The CVs are presented in the Table 12.
Table 12: The coefficient of variation for the number of syllables and words per half-verse.
It is clear that the CV’s are roughly the same for all the four elements.
In order to make all the data from the verse and the half-verse in the previous section more meaningful, I will compare them to some data from Ovid. Specifically the CV’s we be, as we shall see, usefull.
I have used the first 111 lines of Ovid’s Metamorphoseon. Liber Primus, a text of which we know with certainty that it has a metrical structure, the dactylic hexameter. I will visualise the variable number of σ only, because it is of now use te count prosodic words, as the syllable are counted in this poetry.
It is immediately clear that the data are dispersed around the mean more in accord with a normal distribution than any of the statistical measurements of Song of Songs.
This is reflected by the boxplot as well.
It may look as if this distribution has more outliers than the boxplots of the number of σ and number of ω measured within the unit of the verse in Song of Songs, but this true only in an absolute numerical sense. The second quartile is absent, while the third quartile is only 1 syllable above the median, which is 15.
This is fact is also represented by the P-P plot.
The number of dots is only 6, because the total range is as less as 5, the lowest number of syllables being 13 and the maximum being 18.
The truly metrical structure of this text is reflected by the fact that the variable number of σ has a relatively small standard deviation of 1.035 around the mean of 15.40.
Coefficient of variation comparison
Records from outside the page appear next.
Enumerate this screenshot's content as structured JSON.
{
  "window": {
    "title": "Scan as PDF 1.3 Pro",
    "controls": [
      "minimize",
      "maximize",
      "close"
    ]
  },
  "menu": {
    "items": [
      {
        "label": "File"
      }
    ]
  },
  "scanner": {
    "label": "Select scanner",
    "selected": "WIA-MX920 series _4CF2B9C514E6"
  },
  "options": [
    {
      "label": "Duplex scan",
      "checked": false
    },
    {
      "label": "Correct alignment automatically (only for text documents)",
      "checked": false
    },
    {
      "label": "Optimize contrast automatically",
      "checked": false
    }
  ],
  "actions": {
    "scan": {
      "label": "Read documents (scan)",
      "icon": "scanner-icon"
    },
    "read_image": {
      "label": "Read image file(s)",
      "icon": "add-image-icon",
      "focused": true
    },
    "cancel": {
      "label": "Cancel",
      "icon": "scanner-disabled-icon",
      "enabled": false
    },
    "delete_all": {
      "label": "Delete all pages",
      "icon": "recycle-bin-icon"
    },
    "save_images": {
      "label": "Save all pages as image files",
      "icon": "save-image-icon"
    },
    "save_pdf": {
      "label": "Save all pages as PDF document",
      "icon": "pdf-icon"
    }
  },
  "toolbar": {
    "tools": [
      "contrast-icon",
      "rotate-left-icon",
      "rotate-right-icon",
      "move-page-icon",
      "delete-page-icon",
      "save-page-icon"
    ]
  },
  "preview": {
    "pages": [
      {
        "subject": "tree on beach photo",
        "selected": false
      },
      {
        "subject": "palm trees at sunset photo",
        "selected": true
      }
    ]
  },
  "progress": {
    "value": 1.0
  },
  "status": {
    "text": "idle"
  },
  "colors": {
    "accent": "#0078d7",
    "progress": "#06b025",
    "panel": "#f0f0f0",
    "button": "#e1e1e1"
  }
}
The CV’s from different samples are useful for comparison, which is why I will present the CV’s from the verse and the half-verse together with the calculated CV from the sample of Ovid.
Table 12: The coefficient of variation for the number of syllables per verse, per half-verse, and as measured in Ovid.
Again, only the variable number of σ is used for reasons that were formulated earlier in this paragraph.
What the comparison tells us, is that the deviation from normality relative to the mean is some 5 times greater in Songs of Songs than in the Metamorphoses. Given the fact that the Metamorpheses are written in the dactylic hexameter and thus do have a metrical structure, it is, to my opinion, implausible to view the verse or the half-verse as metrical based on the CV’s of syllable count.
Based on the distributions of the number of syllables and the number of words within the verse as well as the half-verse, I assume that it is reasonable to state that no metrical structure is present. Thus the null hypothesis, H0, which was our working hypothesis, should be rejected and the alternative hypothesis is likely to be true. The content of H1 could be anything but H0.
Neither the syllable nor the word are the building blocks of metrical structure of some sort within the units of the verse of the half-verse. Therefore, whether one assumes the Hebrew poetry of Song of Songs to be accentual of syllabic, neither the verse nor the half-verse can serve as units for poetical structure.
What the statistics do not exclude, and what might thus be taken to be a direction to the H1, is the possibility that the syllable or the word or building blocks of some metrical structure on unit other than the verse or half-verse.
Moreover, based on the statistics we cannot exclude the possibility that the syllable and the word are building blocks of a non-metrical type of poetry, that is rhythmic rather than metric.
Based on the statistic analyses, I suggest that exegetes in search of poetical structure of classical Hebrew texts should not feel constrained to the unit of the verse. As we have seen, the פסוק cannot be interpreted as a poetic unit within which metrical units are found. The same must be concluded with regard to the half-verse. Poetical units and metrical structures may converge with the פסוק or the d1 level of accents but merely as a coincidental outcome not as a result of the goal of the subdivision of the text by the Masoretic cantillation marks or the פסוקים.